They never gave up the fight for the country and its people. To mention a few,
Peter Lougheed fought back against enormous odds to form a government and
introduce a bill of rights as his first piece of legislation. Richard Hatfield
stood for equal opportunity. Duff Roblin had the courage and showed the
leadership to build the floodway against great opposition, as did Bill Davis
when he stopped the extension of the Spadina Expressway. Robert Stanfield, whose
life we celebrated most recently, did not compromise his principles in the 1974
"wage and price controls" general election. Brian Mulroney and Joe Clark,
following in the footsteps of John Diefenbaker, stood against the governments of
Britain and the United States in taking an anti-apartheid stance on behalf of
Canada in support of Nelson Mandela. At home, the federal Progressive
Conservative Party has been a champion of national unity and, in particular, of
Quebec's place in Canada. It was under the prime ministership of Joe Clark in
1979 that Canada reached out its hand to take the Vietnamese boat people fleeing
oppression to safety in Canada.
All this has been done by those who believe that the party name, Progressive
Conservative, actually had evolved into a common set of values or a common
centre, if you will, not just the joining together of political party labels.
The leaders I have known, the leaders I have been close to, did not give up
when faced with great challenges or odds that seemed impossible to overcome.
They stayed to fight for what they believed in.
It is my firm belief that this is what we who called ourselves Progressive
Conservatives should have done. Yes, there may be a possibility of electoral
success, but at what costs? What is the cost to Canadians if a group of
political leaders abandon the core beliefs of the party they represent to

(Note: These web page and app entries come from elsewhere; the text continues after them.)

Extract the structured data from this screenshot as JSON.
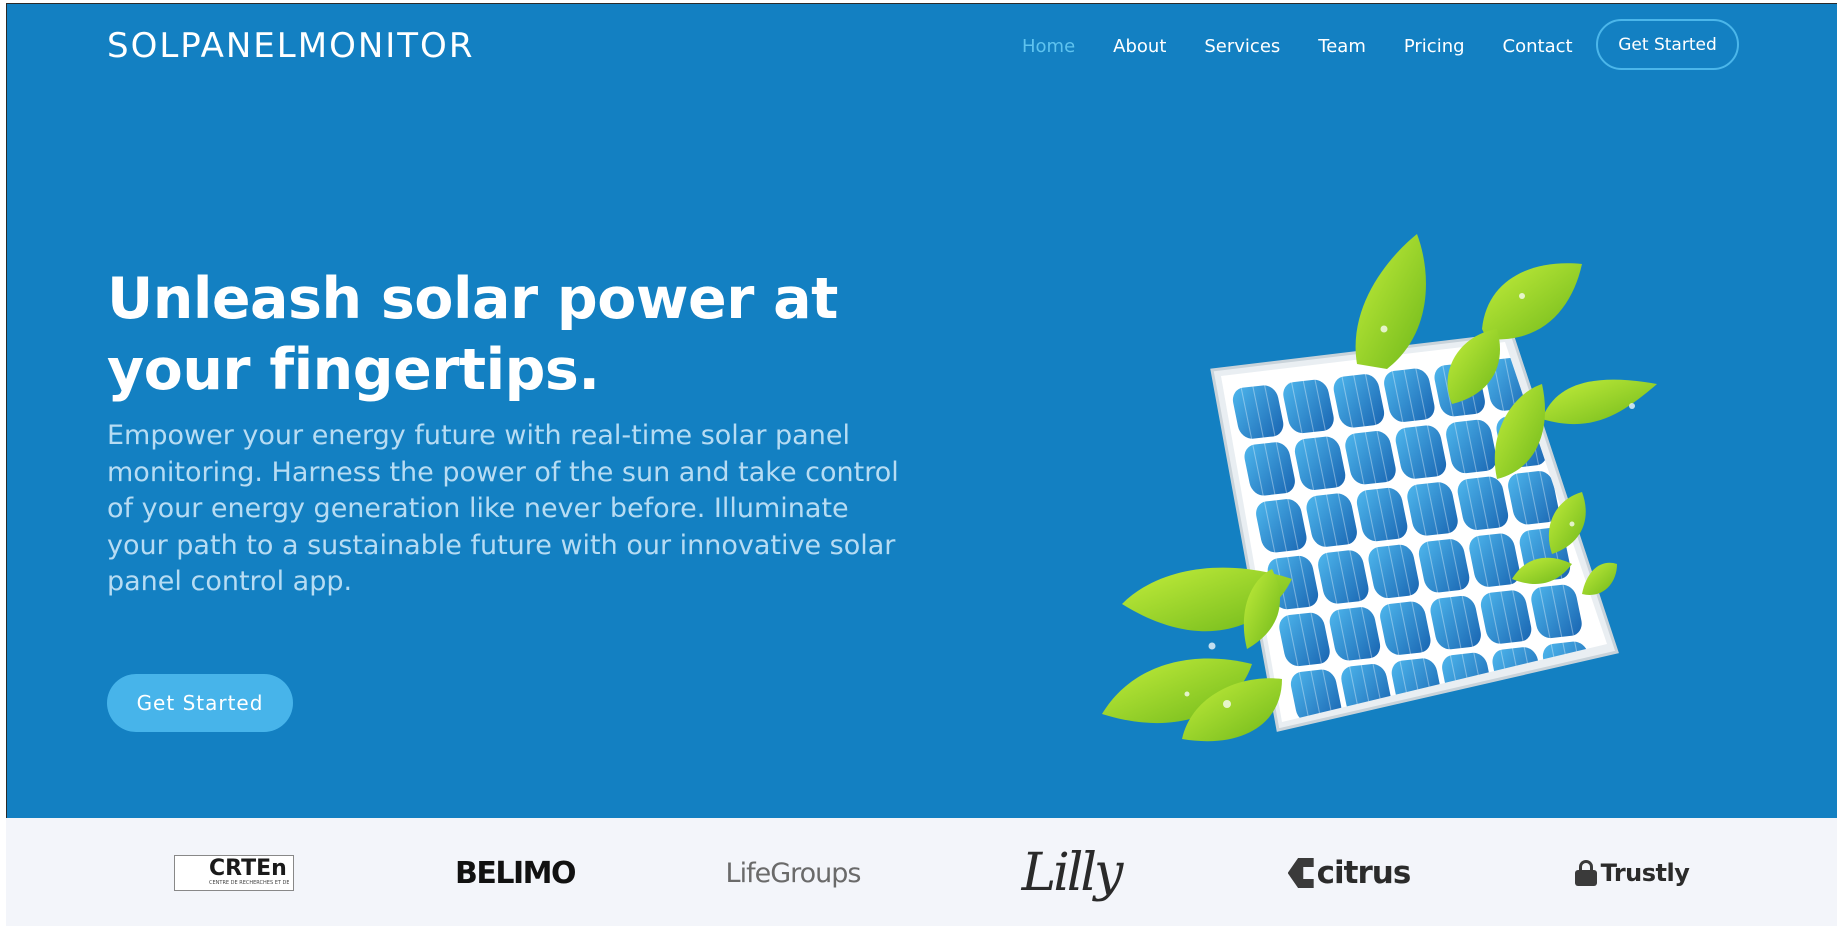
{
  "brand": {
    "logo_text": "SOLPANELMONITOR"
  },
  "nav": {
    "items": [
      {
        "label": "Home",
        "active": true
      },
      {
        "label": "About",
        "active": false
      },
      {
        "label": "Services",
        "active": false
      },
      {
        "label": "Team",
        "active": false
      },
      {
        "label": "Pricing",
        "active": false
      },
      {
        "label": "Contact",
        "active": false
      }
    ],
    "cta_label": "Get Started"
  },
  "hero": {
    "headline": "Unleash solar power at your fingertips.",
    "subtext": "Empower your energy future with real-time solar panel monitoring. Harness the power of the sun and take control of your energy generation like never before. Illuminate your path to a sustainable future with our innovative solar panel control app.",
    "cta_label": "Get Started",
    "image_icon": "solar-panel-with-leaves-illustration"
  },
  "clients": {
    "logos": [
      {
        "name": "CRTEn",
        "subtitle": "CENTRE DE RECHERCHES ET DES TECHNOLOGIES DE L'ENERGIE"
      },
      {
        "name": "BELIMO"
      },
      {
        "name": "LifeGroups"
      },
      {
        "name": "Lilly"
      },
      {
        "name": "citrus"
      },
      {
        "name": "Trustly"
      }
    ]
  },
  "colors": {
    "hero_background": "#1380c2",
    "nav_active": "#5fc3ef",
    "button_accent": "#47b4ea",
    "subtext": "#b7dcf3",
    "clients_background": "#f3f5fa"
  }
}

achieve electoral gain? Are we right in sacrificing the cause of the less
fortunate on the altar of political expediency? This is my concern.
We have inherited a legacy from the past leaders of the Progressive
Conservative Party. This is a legacy to be cherished, a legacy of never giving
up, of succeeding against all odds. Stanfield, Lougheed, Hatfield, Clark and
Mulroney did that. Theirs was a legacy of common fiscal thinking combined with
social compassion. It is a legacy I cannot shrug off, a legacy I will not
The Progressive Conservative Party had a history and a tradition that I
believed would last forever, whatever the circumstances. If there is to be some
form of cooperation between parties, it must be based on principle, not
Therefore, I will continue to support and advocate my beliefs as a
Progressive Conservative senator in Question Period, in debate and in committee.
I will continue to speak out to defend the values I believe are emblematic of a
Progressive Conservative. I will be watching with interest both the leadership
and the policies of the new party to see whether they address my concerns. It is
my hope that they will reflect the values and beliefs Progressive Conservatives
hold so strongly.
I thank honourable senators for giving me the opportunity to put my thoughts
and reasoning for continuing as a Progressive Conservative senator on the public
Some Hon. Senators: Hear, hear!
On motion of Senator Murray, debate adjourned.
Leave having been given to revert to Government Notices of Motions:
Hon. Bill Rompkey (Deputy Leader of the Government): Honourable
senators, with leave of the Senate and notwithstanding rule 58(1)(h), I move:
That when the Senate adjourns today, it do stand adjourned until Tuesday,
February 10, 2004, at 2 p.m.
The Hon. the Speaker pro tempore: Is leave granted?
Hon. Senators: Agreed.
Motion agreed to.
The Senate adjourned until Tuesday, February 10, 2004, at 2 p.m.